The existing patchwork of federal and state rules governing insurance coverage of abortion is set to become even more complicated in light of the Supreme Court’s decision Friday to overturn Roe v. Wade, the landmark case that established a constitutional right to abortion.
Different types of health insurance — including various categories of employer group health plans, Affordable Care Act marketplace plans and Medicaid — fall under varying sets of rules that affect their ability to cover abortion. As state laws shift in the wake of the Supreme Court ruling, that coverage may become even more patchy, insurance and policy experts say.
“It’s going to be really messy and more confusing for everyone involved,” said Fabiola Carrión, the director of reproductive and sexual health at the National Health Law Program, a health-rights organization that advocates for insurance coverage of abortion services.
The situation has many employers on edge, said Sarah Raaii, a senior associate at the law firm McDermott Will & Emery. “We’ve had a huge influx of employers reaching out and asking, ‘What should I be doing? Are there risks?’” she said, adding that many employers are concerned about clearly communicating potential lapses in coverage. Employer health plans cover about half the U.S. population.
Lack of insurance coverage is ‘a big barrier to access’
Due to insurance-coverage restrictions, most people already pay for abortion out of pocket, according to a recent study by researchers at the University of California San Francisco.
The median charge for a first-trimester procedural abortion climbed more than 20% between 2017 and 2020, to $575, while the median charge for medication abortion — which now makes up more than half of U.S. abortions — rose by 13% to $560, according to the study. Meanwhile, the proportion of facilities accepting insurance for abortions fell.
Lack of insurance coverage “has a huge chilling effect and is a big barrier to access for people who need abortions,” said Thomas Waldrop, a healthcare policy fellow at The Century Foundation, a think tank.
Some restrictions on insurance coverage of abortion emerged shortly after the Supreme Court’s 1973 Roe v. Wade decision. The Hyde Amendment, first passed in 1976, bars federal funding for abortions except in cases of life endangerment, rape or incest. The 2010 Affordable Care Act also allows states to prohibit abortion coverage in marketplace plans.
Self-insured health plans aren’t immune to criminal liability
For people in employer group health plans, abortion coverage may hinge on whether the plan is self-insured — meaning the employer pays employee claims out of pocket — or fully insured, meaning the employer buys coverage for workers through a commercial insurer. Self-insured plans generally aren’t subject to state insurance laws, and may have more leeway in deciding whether or not to cover abortion.
These plans are subject to a federal law governing employee benefit plans, and “under that, there’s no requirement to either include or exclude abortion coverage,” said Laurie Sobel, the associate director of women’s health policy at KFF, a healthcare think tank.

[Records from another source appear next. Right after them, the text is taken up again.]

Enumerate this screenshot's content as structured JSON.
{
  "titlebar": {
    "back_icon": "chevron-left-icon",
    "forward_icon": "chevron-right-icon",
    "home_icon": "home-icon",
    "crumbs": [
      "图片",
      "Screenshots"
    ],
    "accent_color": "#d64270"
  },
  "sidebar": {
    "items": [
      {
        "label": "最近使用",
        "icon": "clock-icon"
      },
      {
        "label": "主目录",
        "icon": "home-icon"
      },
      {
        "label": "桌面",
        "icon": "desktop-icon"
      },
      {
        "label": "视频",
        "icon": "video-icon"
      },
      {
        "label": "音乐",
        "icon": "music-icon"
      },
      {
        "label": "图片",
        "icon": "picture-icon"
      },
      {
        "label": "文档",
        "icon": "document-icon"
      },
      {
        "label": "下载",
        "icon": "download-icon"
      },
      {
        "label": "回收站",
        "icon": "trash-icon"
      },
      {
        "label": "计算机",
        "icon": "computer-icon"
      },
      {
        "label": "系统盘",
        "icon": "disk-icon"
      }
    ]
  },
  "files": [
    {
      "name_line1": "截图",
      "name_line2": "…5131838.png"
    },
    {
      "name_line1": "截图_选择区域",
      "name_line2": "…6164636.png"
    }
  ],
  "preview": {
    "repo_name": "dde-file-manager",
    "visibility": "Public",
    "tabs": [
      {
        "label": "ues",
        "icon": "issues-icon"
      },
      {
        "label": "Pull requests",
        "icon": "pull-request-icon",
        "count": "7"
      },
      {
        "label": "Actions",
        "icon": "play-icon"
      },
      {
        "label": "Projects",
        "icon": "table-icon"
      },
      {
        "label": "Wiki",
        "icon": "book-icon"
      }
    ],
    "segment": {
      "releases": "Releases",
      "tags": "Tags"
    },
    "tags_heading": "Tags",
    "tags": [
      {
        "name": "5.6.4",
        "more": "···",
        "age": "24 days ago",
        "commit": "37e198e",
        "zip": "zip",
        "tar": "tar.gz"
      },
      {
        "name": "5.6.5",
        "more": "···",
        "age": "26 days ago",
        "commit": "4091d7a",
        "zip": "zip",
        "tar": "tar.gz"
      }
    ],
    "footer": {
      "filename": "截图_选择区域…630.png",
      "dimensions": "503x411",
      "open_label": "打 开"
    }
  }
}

Self-insured plans, however, aren’t shielded from potential criminal liability under state law in states that take more restrictive positions on abortion.
“In the self-funded plan world, there would be potential liability if a resident of one of these restricted states obtained abortion services and the plan assisted in any way,” Raaii said. While some employers have announced they’ll provide travel benefits for employees who may need to travel out of state for abortions, those steps are “potentially risky,” Raaii said. “This is a bit of an unknown landscape as far as prosecutions go and enforcement of state law.”
Fully-insured employer plans, meanwhile, generally must follow state law on abortion coverage. Prior to the Supreme Court’s decision Friday, 11 states already restricted fully-insured plans’ coverage of abortion, while six states required private insurance plans to cover abortion — and additional states may take a stand on the issue in the wake of the court’s decision, legal experts say.
Restrictions under ACA, Medicaid and Medicare
In many states, people with Affordable Care Act marketplace plans already face restrictions on abortion coverage. Twenty-six states prohibit marketplace plans from covering abortion, with certain exceptions, according to KFF, while a handful of states require these plans to cover abortion.
The Supreme Court decision may prompt a number of states that have not yet taken a position to ban the coverage in marketplace plans, require it, or regulate it in some other way, says Louise Norris, a health-policy analyst for HealthInsurance.org, an online health-insurance guide.
Abortion coverage for people relying on programs that receive federal funding, such as Medicaid and Medicare, is generally restricted by the Hyde Amendment. (In addition to covering older people, Medicare covers many people under 65 who have disabilities.) Close to three dozen states limit Medicaid coverage of abortion to cases of life endangerment, rape or incest, according to KFF.
Because Medicaid is jointly funded by federal and state dollars, some other states use their own funds to offer broader abortion coverage under the program. But “since Medicare is only federally funded, states can’t step in on that,” Norris said.